Task objective:
Look through the data below for the string "name", and copy every line where it turns up.

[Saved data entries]
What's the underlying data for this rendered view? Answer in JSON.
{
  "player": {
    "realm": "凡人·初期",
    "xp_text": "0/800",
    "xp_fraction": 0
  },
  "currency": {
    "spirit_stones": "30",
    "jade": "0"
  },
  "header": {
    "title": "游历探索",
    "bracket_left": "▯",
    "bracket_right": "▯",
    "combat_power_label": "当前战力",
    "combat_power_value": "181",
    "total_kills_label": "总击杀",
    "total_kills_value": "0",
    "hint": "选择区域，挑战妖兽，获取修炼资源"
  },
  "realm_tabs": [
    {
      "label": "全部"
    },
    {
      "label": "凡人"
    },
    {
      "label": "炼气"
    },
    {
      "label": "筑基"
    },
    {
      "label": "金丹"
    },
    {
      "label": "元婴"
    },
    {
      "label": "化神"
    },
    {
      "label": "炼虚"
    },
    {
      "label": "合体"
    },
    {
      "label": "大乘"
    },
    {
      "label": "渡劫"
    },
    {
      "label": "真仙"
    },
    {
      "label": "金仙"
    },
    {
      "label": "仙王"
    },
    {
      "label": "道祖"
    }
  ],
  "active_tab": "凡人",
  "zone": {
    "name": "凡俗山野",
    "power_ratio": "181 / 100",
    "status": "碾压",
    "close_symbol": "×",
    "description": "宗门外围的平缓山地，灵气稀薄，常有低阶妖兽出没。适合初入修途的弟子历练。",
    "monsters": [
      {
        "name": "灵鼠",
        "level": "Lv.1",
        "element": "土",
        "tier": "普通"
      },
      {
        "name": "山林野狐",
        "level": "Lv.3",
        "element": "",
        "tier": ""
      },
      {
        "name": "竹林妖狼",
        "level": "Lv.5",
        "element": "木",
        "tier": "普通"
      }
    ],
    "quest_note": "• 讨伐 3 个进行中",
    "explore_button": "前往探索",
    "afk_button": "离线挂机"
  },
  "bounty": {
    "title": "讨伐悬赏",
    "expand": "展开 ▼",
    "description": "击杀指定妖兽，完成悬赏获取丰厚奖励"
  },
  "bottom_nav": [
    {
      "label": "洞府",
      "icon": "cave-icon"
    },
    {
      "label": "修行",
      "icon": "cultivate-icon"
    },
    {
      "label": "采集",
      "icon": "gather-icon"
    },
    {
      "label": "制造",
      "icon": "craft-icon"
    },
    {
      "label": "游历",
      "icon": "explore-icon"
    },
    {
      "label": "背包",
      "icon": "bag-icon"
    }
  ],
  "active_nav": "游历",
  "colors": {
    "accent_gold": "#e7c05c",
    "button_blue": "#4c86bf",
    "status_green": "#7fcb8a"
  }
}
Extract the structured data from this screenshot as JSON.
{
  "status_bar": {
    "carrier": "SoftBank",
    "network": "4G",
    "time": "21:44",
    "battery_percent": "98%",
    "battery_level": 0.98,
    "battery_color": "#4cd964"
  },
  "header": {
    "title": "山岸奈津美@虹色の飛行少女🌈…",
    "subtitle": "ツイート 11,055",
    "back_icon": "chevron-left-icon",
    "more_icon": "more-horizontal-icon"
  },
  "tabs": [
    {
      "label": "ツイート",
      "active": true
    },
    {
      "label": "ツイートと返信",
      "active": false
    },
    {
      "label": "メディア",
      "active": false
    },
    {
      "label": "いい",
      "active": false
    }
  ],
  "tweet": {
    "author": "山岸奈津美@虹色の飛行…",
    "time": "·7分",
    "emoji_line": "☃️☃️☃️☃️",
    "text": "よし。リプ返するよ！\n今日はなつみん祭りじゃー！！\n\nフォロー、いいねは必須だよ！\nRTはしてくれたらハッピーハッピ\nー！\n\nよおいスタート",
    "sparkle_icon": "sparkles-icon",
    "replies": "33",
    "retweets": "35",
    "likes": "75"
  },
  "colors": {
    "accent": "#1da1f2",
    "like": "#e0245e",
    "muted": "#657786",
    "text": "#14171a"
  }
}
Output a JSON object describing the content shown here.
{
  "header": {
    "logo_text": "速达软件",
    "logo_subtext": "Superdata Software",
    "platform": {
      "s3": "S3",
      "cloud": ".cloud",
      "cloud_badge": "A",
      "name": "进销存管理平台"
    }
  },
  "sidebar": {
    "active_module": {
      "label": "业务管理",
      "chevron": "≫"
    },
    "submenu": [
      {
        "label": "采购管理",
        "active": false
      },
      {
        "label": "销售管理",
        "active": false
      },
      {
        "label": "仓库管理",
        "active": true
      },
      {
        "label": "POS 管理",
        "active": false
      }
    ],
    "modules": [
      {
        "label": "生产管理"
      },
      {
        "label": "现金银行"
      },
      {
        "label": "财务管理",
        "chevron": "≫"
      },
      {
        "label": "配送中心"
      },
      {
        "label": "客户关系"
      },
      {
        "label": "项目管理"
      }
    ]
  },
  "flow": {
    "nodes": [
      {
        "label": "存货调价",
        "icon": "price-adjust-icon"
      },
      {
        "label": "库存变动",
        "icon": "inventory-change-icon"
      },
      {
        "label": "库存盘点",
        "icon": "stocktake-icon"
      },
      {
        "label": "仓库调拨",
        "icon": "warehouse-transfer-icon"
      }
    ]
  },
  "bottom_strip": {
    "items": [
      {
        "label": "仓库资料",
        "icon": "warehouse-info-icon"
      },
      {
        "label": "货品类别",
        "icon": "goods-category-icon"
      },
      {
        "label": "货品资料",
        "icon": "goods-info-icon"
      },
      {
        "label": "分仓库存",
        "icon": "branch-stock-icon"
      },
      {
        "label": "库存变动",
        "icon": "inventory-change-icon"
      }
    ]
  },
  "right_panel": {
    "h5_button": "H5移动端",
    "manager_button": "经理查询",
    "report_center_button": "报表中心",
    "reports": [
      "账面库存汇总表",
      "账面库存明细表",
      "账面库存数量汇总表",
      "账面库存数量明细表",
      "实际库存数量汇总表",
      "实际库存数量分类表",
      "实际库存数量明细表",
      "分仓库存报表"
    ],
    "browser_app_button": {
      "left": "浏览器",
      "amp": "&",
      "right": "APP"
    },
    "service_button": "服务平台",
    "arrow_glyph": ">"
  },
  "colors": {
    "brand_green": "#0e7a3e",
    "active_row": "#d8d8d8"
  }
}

Written solution:
    "name": "凡俗山野",
        "name": "灵鼠",
        "name": "山林野狐",
        "name": "竹林妖狼",
      "name": "进销存管理平台"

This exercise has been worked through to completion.